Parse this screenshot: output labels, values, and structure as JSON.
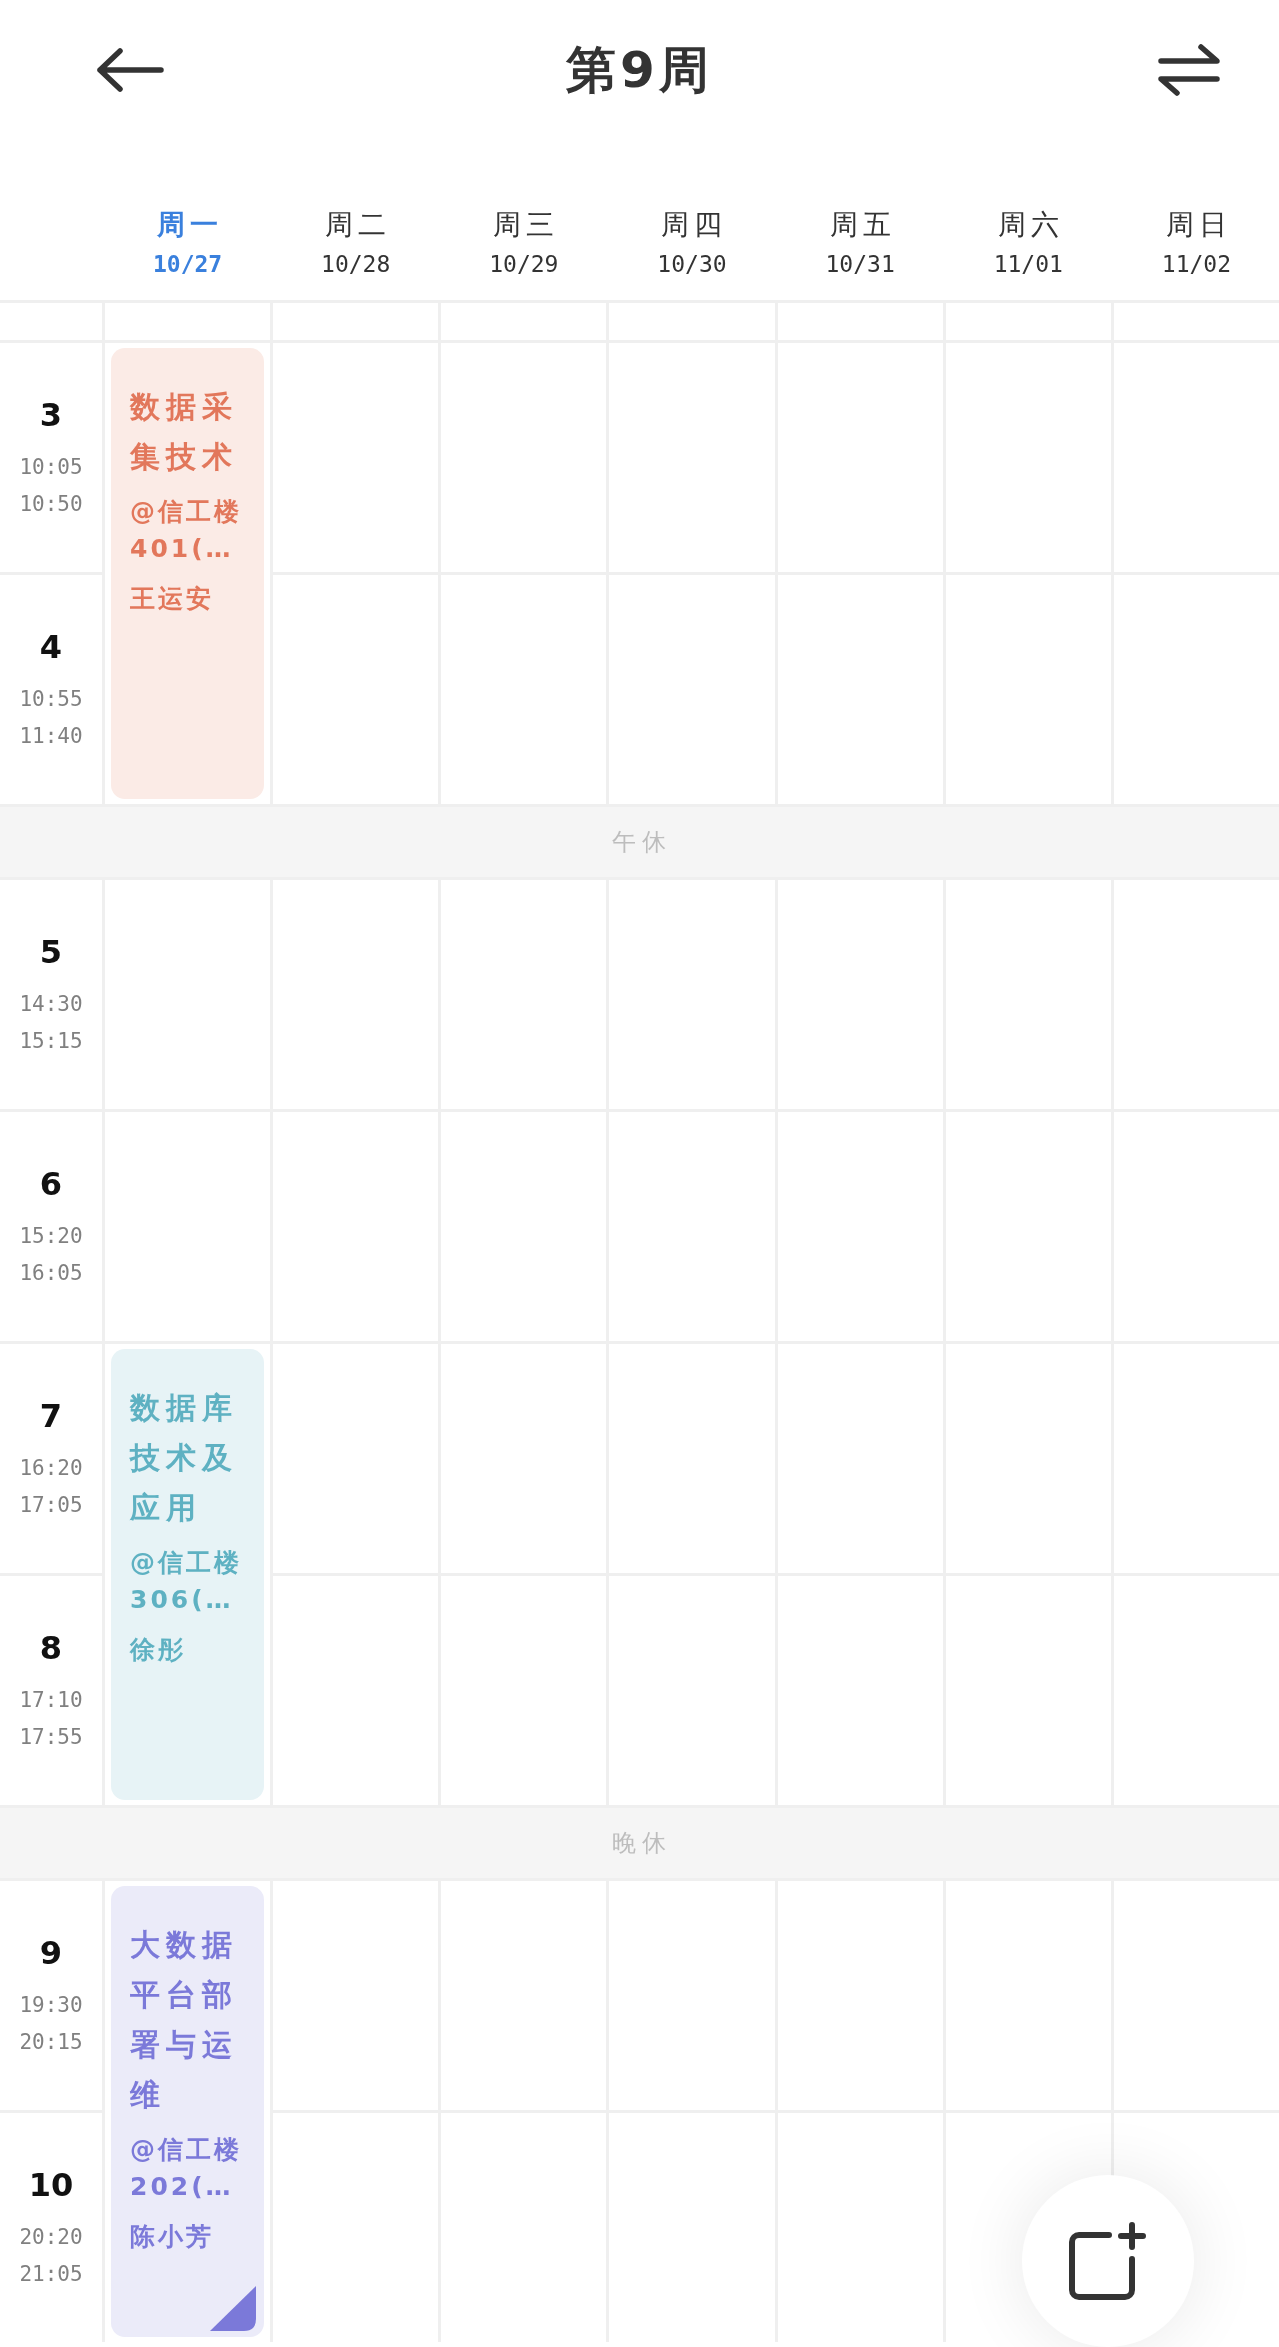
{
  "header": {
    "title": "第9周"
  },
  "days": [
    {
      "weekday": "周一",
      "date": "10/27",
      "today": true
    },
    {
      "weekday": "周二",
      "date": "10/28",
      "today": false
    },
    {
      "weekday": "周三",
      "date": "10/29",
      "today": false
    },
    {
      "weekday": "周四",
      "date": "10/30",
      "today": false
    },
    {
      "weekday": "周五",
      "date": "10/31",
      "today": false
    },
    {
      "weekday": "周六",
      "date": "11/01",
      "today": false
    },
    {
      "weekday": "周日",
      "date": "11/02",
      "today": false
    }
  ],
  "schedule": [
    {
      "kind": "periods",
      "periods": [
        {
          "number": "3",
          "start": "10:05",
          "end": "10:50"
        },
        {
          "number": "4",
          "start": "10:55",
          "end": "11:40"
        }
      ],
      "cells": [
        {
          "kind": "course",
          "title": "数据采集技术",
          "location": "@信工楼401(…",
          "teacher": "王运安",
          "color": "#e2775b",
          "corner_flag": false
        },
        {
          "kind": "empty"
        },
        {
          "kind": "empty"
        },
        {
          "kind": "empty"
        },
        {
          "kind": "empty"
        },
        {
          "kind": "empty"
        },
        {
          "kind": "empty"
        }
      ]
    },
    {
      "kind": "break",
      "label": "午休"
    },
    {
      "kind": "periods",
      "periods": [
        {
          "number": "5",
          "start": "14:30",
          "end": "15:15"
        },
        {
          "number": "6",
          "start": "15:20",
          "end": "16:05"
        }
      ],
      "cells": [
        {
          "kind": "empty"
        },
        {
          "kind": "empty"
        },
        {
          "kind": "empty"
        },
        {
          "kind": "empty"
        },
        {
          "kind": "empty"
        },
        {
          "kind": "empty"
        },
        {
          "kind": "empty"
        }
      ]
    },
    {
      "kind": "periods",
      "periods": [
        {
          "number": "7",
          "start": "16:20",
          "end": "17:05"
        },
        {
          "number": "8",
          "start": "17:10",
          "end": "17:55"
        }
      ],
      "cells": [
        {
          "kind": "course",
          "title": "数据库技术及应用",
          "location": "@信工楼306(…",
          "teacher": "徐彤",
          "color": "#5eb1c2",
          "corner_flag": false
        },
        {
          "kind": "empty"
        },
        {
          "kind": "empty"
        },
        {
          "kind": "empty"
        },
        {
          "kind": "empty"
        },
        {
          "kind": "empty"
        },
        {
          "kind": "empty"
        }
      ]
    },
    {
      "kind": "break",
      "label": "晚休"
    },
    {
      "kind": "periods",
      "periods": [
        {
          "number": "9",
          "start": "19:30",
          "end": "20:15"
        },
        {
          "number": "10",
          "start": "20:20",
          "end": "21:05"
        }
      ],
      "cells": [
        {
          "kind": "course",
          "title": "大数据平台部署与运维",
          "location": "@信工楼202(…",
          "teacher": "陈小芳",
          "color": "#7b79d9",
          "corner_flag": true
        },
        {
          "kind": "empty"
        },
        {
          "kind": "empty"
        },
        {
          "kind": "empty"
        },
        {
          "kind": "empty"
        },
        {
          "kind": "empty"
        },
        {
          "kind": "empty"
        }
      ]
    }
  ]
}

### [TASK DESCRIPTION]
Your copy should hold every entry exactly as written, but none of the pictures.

### [EXPECTED OUTPUT]
Parse this screenshot: output labels, values, and structure as JSON.
{
  "header": {
    "title": "第9周"
  },
  "days": [
    {
      "weekday": "周一",
      "date": "10/27",
      "today": true
    },
    {
      "weekday": "周二",
      "date": "10/28",
      "today": false
    },
    {
      "weekday": "周三",
      "date": "10/29",
      "today": false
    },
    {
      "weekday": "周四",
      "date": "10/30",
      "today": false
    },
    {
      "weekday": "周五",
      "date": "10/31",
      "today": false
    },
    {
      "weekday": "周六",
      "date": "11/01",
      "today": false
    },
    {
      "weekday": "周日",
      "date": "11/02",
      "today": false
    }
  ],
  "schedule": [
    {
      "kind": "periods",
      "periods": [
        {
          "number": "3",
          "start": "10:05",
          "end": "10:50"
        },
        {
          "number": "4",
          "start": "10:55",
          "end": "11:40"
        }
      ],
      "cells": [
        {
          "kind": "course",
          "title": "数据采集技术",
          "location": "@信工楼401(…",
          "teacher": "王运安",
          "color": "#e2775b",
          "corner_flag": false
        },
        {
          "kind": "empty"
        },
        {
          "kind": "empty"
        },
        {
          "kind": "empty"
        },
        {
          "kind": "empty"
        },
        {
          "kind": "empty"
        },
        {
          "kind": "empty"
        }
      ]
    },
    {
      "kind": "break",
      "label": "午休"
    },
    {
      "kind": "periods",
      "periods": [
        {
          "number": "5",
          "start": "14:30",
          "end": "15:15"
        },
        {
          "number": "6",
          "start": "15:20",
          "end": "16:05"
        }
      ],
      "cells": [
        {
          "kind": "empty"
        },
        {
          "kind": "empty"
        },
        {
          "kind": "empty"
        },
        {
          "kind": "empty"
        },
        {
          "kind": "empty"
        },
        {
          "kind": "empty"
        },
        {
          "kind": "empty"
        }
      ]
    },
    {
      "kind": "periods",
      "periods": [
        {
          "number": "7",
          "start": "16:20",
          "end": "17:05"
        },
        {
          "number": "8",
          "start": "17:10",
          "end": "17:55"
        }
      ],
      "cells": [
        {
          "kind": "course",
          "title": "数据库技术及应用",
          "location": "@信工楼306(…",
          "teacher": "徐彤",
          "color": "#5eb1c2",
          "corner_flag": false
        },
        {
          "kind": "empty"
        },
        {
          "kind": "empty"
        },
        {
          "kind": "empty"
        },
        {
          "kind": "empty"
        },
        {
          "kind": "empty"
        },
        {
          "kind": "empty"
        }
      ]
    },
    {
      "kind": "break",
      "label": "晚休"
    },
    {
      "kind": "periods",
      "periods": [
        {
          "number": "9",
          "start": "19:30",
          "end": "20:15"
        },
        {
          "number": "10",
          "start": "20:20",
          "end": "21:05"
        }
      ],
      "cells": [
        {
          "kind": "course",
          "title": "大数据平台部署与运维",
          "location": "@信工楼202(…",
          "teacher": "陈小芳",
          "color": "#7b79d9",
          "corner_flag": true
        },
        {
          "kind": "empty"
        },
        {
          "kind": "empty"
        },
        {
          "kind": "empty"
        },
        {
          "kind": "empty"
        },
        {
          "kind": "empty"
        },
        {
          "kind": "empty"
        }
      ]
    }
  ]
}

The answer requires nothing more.